BACKGROUND:Computer-based surgical simulators create a no-risk virtual environment where surgeons can develop and refine skills through harmless repetition. These applications may be of particular benefit to neurosurgeons, as the vulnerability of nervous tissue limits the margin for error. The rapid progression of computer-processing capabilities in recent years has led to the development of more sophisticated and realistic neurosurgery simulators. OBJECTIVE:To catalogue the most salient of these advances and characterize our current effort to create a spine surgery simulator. METHODS:An extensive search of the databases Ovid-MEDLINE, PubMed, and Google Scholar was conducted. Search terms included, but were not limited to: neurosurgery combined with simulation, virtual reality, haptics, and 3-dimensional imaging. RESULTS:A survey of the literature reveals that surgical simulators are evolving from platforms used for preoperative planning and anatomic education into programs that aim to simulate essential components of key neurosurgical procedures. This evolution is predicated upon the advancement of 3 main components of simulation: graphics/volume rendering, model behavior/tissue deformation, and haptic feedback. CONCLUSION/CONCLUSIONS:The computational burden created by the integration of these complex components often limits the fluidity of real-time interactive simulators. Although haptic interfaces have become increasingly sophisticated, the production of realistic tactile sensory feedback remains a formidable and costly challenge. The rate of future progress may be contingent upon international collaboration between research groups and the establishment of common simulation platforms. Given current limitations, the most potential for growth lies in the innovative design of models that expand the procedural applications of neurosurgery simulation environments.
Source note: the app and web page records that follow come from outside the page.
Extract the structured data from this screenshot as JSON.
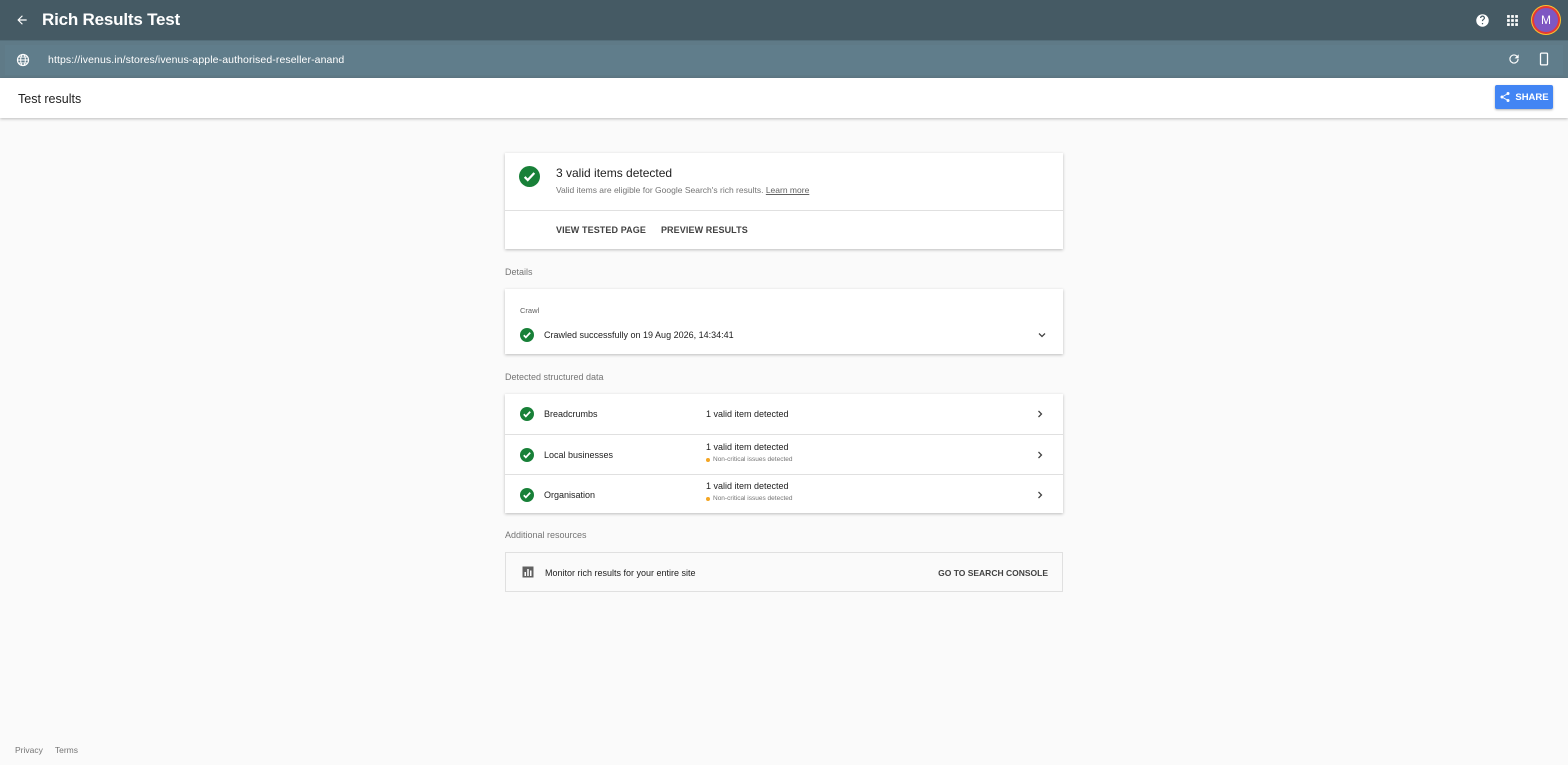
{
  "app": {
    "title": "Rich Results Test",
    "avatar_initial": "M"
  },
  "urlbar": {
    "url": "https://ivenus.in/stores/ivenus-apple-authorised-reseller-anand"
  },
  "results_header": {
    "title": "Test results",
    "share_label": "SHARE"
  },
  "summary": {
    "headline": "3 valid items detected",
    "subtext": "Valid items are eligible for Google Search's rich results.",
    "learn_more": "Learn more",
    "view_tested_page": "VIEW TESTED PAGE",
    "preview_results": "PREVIEW RESULTS"
  },
  "details": {
    "section_label": "Details",
    "crawl_label": "Crawl",
    "crawl_status": "Crawled successfully on 19 Aug 2026, 14:34:41"
  },
  "detected": {
    "section_label": "Detected structured data",
    "items": [
      {
        "name": "Breadcrumbs",
        "status": "1 valid item detected",
        "warning": ""
      },
      {
        "name": "Local businesses",
        "status": "1 valid item detected",
        "warning": "Non-critical issues detected"
      },
      {
        "name": "Organisation",
        "status": "1 valid item detected",
        "warning": "Non-critical issues detected"
      }
    ]
  },
  "resources": {
    "section_label": "Additional resources",
    "monitor_text": "Monitor rich results for your entire site",
    "go_label": "GO TO SEARCH CONSOLE"
  },
  "footer": {
    "privacy": "Privacy",
    "terms": "Terms"
  },
  "colors": {
    "appbar": "#455a64",
    "urlbar": "#607d8b",
    "success_green": "#188038",
    "share_blue": "#4285f4",
    "warning_orange": "#f4a623"
  }
}
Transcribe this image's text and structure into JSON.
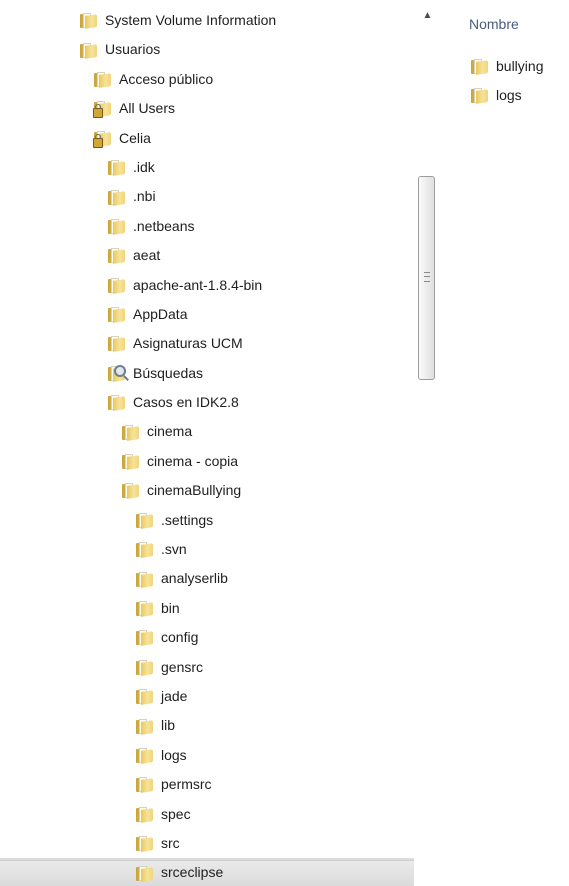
{
  "tree": {
    "items": [
      {
        "label": "System Volume Information",
        "indent": 0,
        "icon": "folder-icon"
      },
      {
        "label": "Usuarios",
        "indent": 0,
        "icon": "folder-icon"
      },
      {
        "label": "Acceso público",
        "indent": 1,
        "icon": "folder-icon"
      },
      {
        "label": "All Users",
        "indent": 1,
        "icon": "folder-lock-icon"
      },
      {
        "label": "Celia",
        "indent": 1,
        "icon": "folder-lock-icon"
      },
      {
        "label": ".idk",
        "indent": 2,
        "icon": "folder-icon"
      },
      {
        "label": ".nbi",
        "indent": 2,
        "icon": "folder-icon"
      },
      {
        "label": ".netbeans",
        "indent": 2,
        "icon": "folder-icon"
      },
      {
        "label": "aeat",
        "indent": 2,
        "icon": "folder-icon"
      },
      {
        "label": "apache-ant-1.8.4-bin",
        "indent": 2,
        "icon": "folder-icon"
      },
      {
        "label": "AppData",
        "indent": 2,
        "icon": "folder-icon"
      },
      {
        "label": "Asignaturas UCM",
        "indent": 2,
        "icon": "folder-icon"
      },
      {
        "label": "Búsquedas",
        "indent": 2,
        "icon": "search-folder-icon"
      },
      {
        "label": "Casos en IDK2.8",
        "indent": 2,
        "icon": "folder-icon"
      },
      {
        "label": "cinema",
        "indent": 3,
        "icon": "folder-icon"
      },
      {
        "label": "cinema - copia",
        "indent": 3,
        "icon": "folder-icon"
      },
      {
        "label": "cinemaBullying",
        "indent": 3,
        "icon": "folder-icon"
      },
      {
        "label": ".settings",
        "indent": 4,
        "icon": "folder-icon"
      },
      {
        "label": ".svn",
        "indent": 4,
        "icon": "folder-icon"
      },
      {
        "label": "analyserlib",
        "indent": 4,
        "icon": "folder-icon"
      },
      {
        "label": "bin",
        "indent": 4,
        "icon": "folder-icon"
      },
      {
        "label": "config",
        "indent": 4,
        "icon": "folder-icon"
      },
      {
        "label": "gensrc",
        "indent": 4,
        "icon": "folder-icon"
      },
      {
        "label": "jade",
        "indent": 4,
        "icon": "folder-icon"
      },
      {
        "label": "lib",
        "indent": 4,
        "icon": "folder-icon"
      },
      {
        "label": "logs",
        "indent": 4,
        "icon": "folder-icon"
      },
      {
        "label": "permsrc",
        "indent": 4,
        "icon": "folder-icon"
      },
      {
        "label": "spec",
        "indent": 4,
        "icon": "folder-icon"
      },
      {
        "label": "src",
        "indent": 4,
        "icon": "folder-icon"
      },
      {
        "label": "srceclipse",
        "indent": 4,
        "icon": "folder-icon",
        "selected": true
      }
    ],
    "scroll_up_icon": "chevron-up-icon",
    "scroll_grip_icon": "grip-icon"
  },
  "content": {
    "column_header": "Nombre",
    "files": [
      {
        "label": "bullying",
        "icon": "folder-icon"
      },
      {
        "label": "logs",
        "icon": "folder-icon"
      }
    ]
  },
  "colors": {
    "folder": "#e9c85f",
    "selection": "#dcdcdc",
    "header_text": "#4a5b7d"
  }
}
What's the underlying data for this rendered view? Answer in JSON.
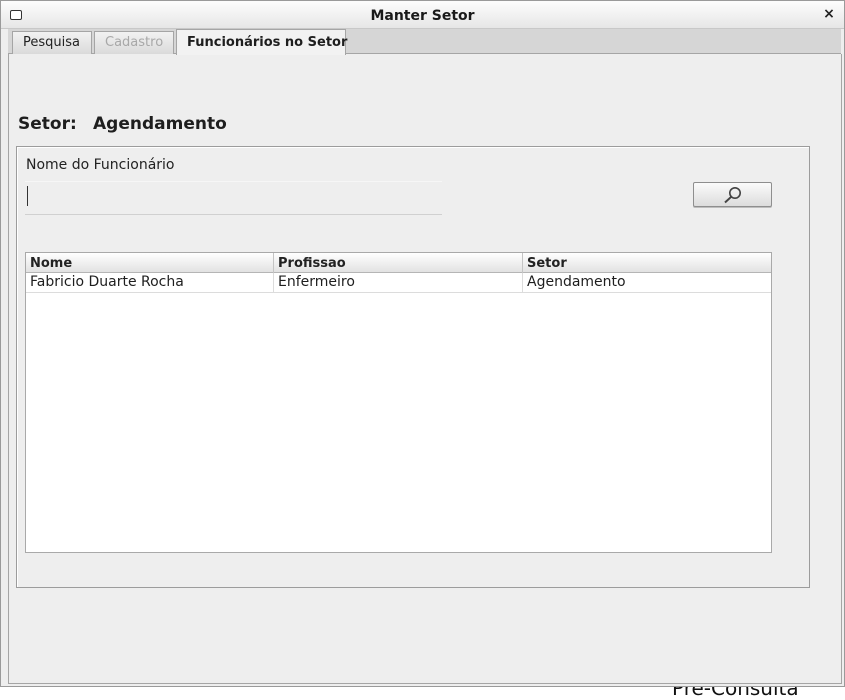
{
  "window": {
    "title": "Manter Setor",
    "close_symbol": "×"
  },
  "tabs": [
    {
      "label": "Pesquisa",
      "state": "normal"
    },
    {
      "label": "Cadastro",
      "state": "disabled"
    },
    {
      "label": "Funcionários no Setor",
      "state": "active"
    }
  ],
  "setor": {
    "label": "Setor:",
    "value": "Agendamento"
  },
  "search": {
    "label": "Nome do Funcionário",
    "value": "",
    "button_icon": "magnifier-icon"
  },
  "table": {
    "columns": [
      "Nome",
      "Profissao",
      "Setor"
    ],
    "rows": [
      [
        "Fabricio Duarte Rocha",
        "Enfermeiro",
        "Agendamento"
      ]
    ]
  },
  "background": {
    "partial_text": "Pré-Consulta"
  }
}
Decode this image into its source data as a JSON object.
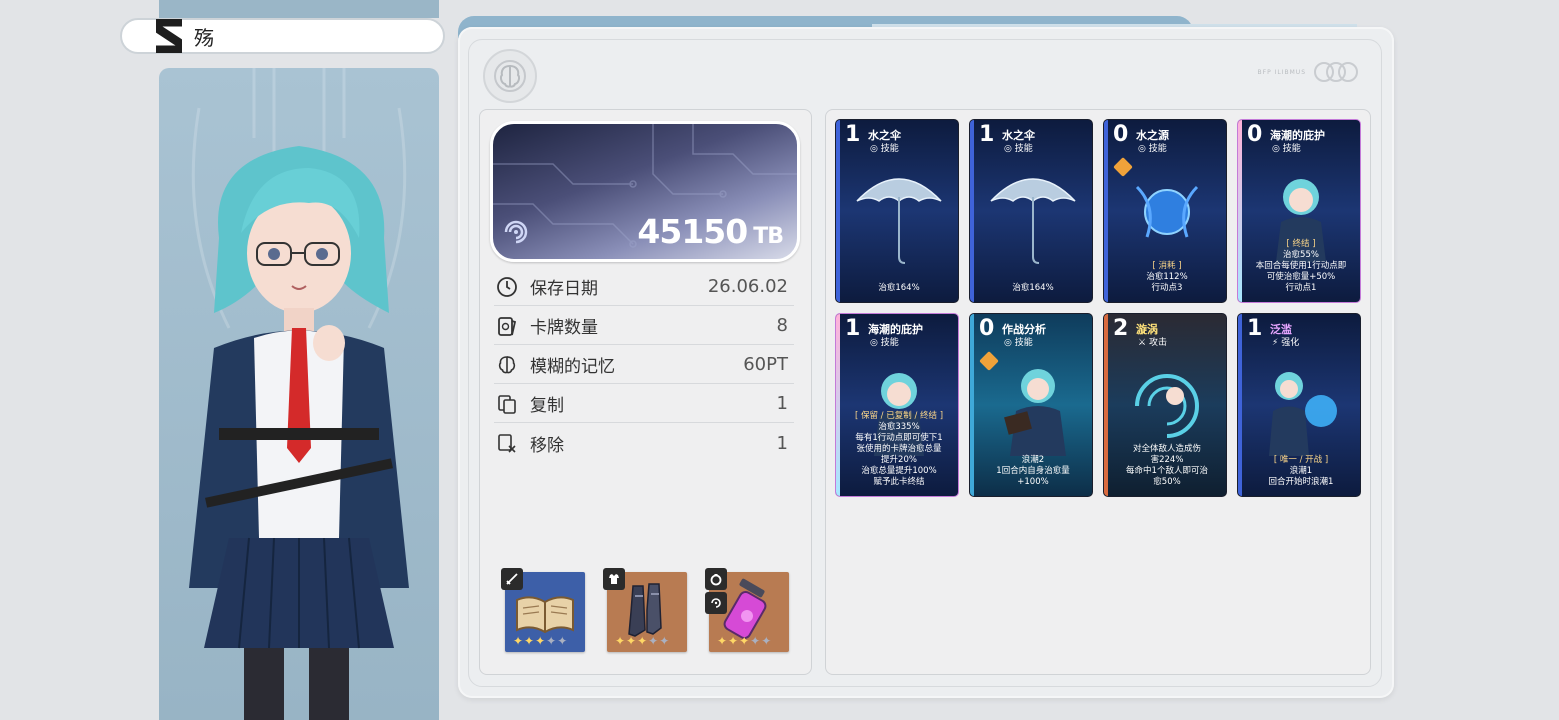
{
  "character": {
    "name": "殇"
  },
  "balance": {
    "amount": "45150",
    "unit": "TB"
  },
  "stats": [
    {
      "label": "保存日期",
      "value": "26.06.02",
      "icon": "clock-icon"
    },
    {
      "label": "卡牌数量",
      "value": "8",
      "icon": "cards-icon"
    },
    {
      "label": "模糊的记忆",
      "value": "60PT",
      "icon": "brain-icon"
    },
    {
      "label": "复制",
      "value": "1",
      "icon": "copy-icon"
    },
    {
      "label": "移除",
      "value": "1",
      "icon": "remove-icon"
    }
  ],
  "equipment": [
    {
      "slot": "sword-icon",
      "item": "book",
      "stars_lit": 3,
      "stars_total": 5,
      "bg": "#3d5fa8"
    },
    {
      "slot": "armor-icon",
      "item": "boots",
      "stars_lit": 3,
      "stars_total": 5,
      "bg": "#b87b52"
    },
    {
      "slot": "ring-icon",
      "item": "vial",
      "stars_lit": 3,
      "stars_total": 5,
      "bg": "#b87b52"
    }
  ],
  "cards": [
    {
      "cost": "1",
      "name": "水之伞",
      "type": "技能",
      "desc": [
        "治愈164%"
      ]
    },
    {
      "cost": "1",
      "name": "水之伞",
      "type": "技能",
      "desc": [
        "治愈164%"
      ]
    },
    {
      "cost": "0",
      "name": "水之源",
      "type": "技能",
      "desc": [
        "[ 消耗 ]",
        "治愈112%",
        "行动点3"
      ]
    },
    {
      "cost": "0",
      "name": "海潮的庇护",
      "type": "技能",
      "desc": [
        "[ 终结 ]",
        "治愈55%",
        "本回合每使用1行动点即",
        "可使治愈量+50%",
        "行动点1"
      ]
    },
    {
      "cost": "1",
      "name": "海潮的庇护",
      "type": "技能",
      "desc": [
        "[ 保留 / 已复制 / 终结 ]",
        "治愈335%",
        "每有1行动点即可使下1",
        "张使用的卡牌治愈总量",
        "提升20%",
        "治愈总量提升100%",
        "赋予此卡终结"
      ]
    },
    {
      "cost": "0",
      "name": "作战分析",
      "type": "技能",
      "desc": [
        "浪潮2",
        "1回合内自身治愈量",
        "+100%"
      ]
    },
    {
      "cost": "2",
      "name": "漩涡",
      "type": "攻击",
      "desc": [
        "对全体敌人造成伤",
        "害224%",
        "每命中1个敌人即可治",
        "愈50%"
      ]
    },
    {
      "cost": "1",
      "name": "泛滥",
      "type": "强化",
      "desc": [
        "[ 唯一 / 开战 ]",
        "浪潮1",
        "回合开始时浪潮1"
      ]
    }
  ],
  "logo_text": "BFP ILIBMUS"
}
Approaches to anterior and anterolateral foramen magnum lesions: A critical review
Foramen magnum (FM) lesions represent some of the most complex cases for the modern neurosurgeon because of their location near vital brainstem structures, the vertebral arteries, and lower cranial nerves. In particular, anterior or anterolaterally located FM tumors have traditionally been most difficult to resect with high morbidity and mortality resulting from approaches through the posterior midline or transorally. For many neurosurgeons, the far lateral, extreme lateral approach, and more recently, endoscopic endonasal approaches have become the preferred modern methods for the resection of anterior or anterolateral FM tumors. In this review, we examine both operative and non-operative approaches to FM tumors, including surgical anatomy, surgical technique, and indications for operative intervention in these complex cases. In addition, we compared outcomes from prior series.